_Try it_
What lines of the data below hold "Repair"? Show them.

------ Excerpted records

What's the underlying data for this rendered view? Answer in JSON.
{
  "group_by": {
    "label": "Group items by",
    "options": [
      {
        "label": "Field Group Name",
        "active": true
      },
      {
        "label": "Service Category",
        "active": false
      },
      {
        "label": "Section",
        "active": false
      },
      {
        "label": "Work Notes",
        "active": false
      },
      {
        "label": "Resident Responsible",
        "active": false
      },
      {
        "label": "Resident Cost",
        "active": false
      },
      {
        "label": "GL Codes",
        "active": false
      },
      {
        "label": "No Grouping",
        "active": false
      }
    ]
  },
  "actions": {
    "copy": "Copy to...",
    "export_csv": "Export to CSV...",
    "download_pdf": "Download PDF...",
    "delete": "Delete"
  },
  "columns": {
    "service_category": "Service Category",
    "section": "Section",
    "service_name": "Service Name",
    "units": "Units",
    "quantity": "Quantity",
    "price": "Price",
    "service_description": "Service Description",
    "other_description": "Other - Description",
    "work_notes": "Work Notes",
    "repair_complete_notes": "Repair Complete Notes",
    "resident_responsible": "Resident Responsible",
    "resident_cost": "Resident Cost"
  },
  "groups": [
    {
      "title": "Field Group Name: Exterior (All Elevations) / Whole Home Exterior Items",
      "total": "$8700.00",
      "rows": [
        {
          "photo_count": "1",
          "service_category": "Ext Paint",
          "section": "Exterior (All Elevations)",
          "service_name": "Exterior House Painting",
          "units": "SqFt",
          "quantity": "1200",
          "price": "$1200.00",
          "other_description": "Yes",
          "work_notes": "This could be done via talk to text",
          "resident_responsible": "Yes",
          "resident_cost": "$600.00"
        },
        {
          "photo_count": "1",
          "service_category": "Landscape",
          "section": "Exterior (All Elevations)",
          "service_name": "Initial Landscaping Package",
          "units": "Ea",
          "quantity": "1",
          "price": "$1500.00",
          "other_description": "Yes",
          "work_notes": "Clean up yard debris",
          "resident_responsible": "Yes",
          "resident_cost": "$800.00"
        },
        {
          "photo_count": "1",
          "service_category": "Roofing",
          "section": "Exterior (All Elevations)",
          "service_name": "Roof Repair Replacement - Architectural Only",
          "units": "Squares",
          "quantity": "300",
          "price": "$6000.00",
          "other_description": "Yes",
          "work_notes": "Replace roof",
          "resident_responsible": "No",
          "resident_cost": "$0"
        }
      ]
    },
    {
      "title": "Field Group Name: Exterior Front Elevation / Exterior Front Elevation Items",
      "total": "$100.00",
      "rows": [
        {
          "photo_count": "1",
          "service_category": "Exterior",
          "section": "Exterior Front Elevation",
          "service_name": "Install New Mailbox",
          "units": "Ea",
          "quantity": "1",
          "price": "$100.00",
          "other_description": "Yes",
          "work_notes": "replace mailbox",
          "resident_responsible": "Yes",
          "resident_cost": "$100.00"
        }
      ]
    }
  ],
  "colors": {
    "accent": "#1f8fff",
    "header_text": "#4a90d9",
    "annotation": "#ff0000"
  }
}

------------

_Result_
    "repair_complete_notes": "Repair Complete Notes",
          "service_name": "Roof Repair Replacement - Architectural Only",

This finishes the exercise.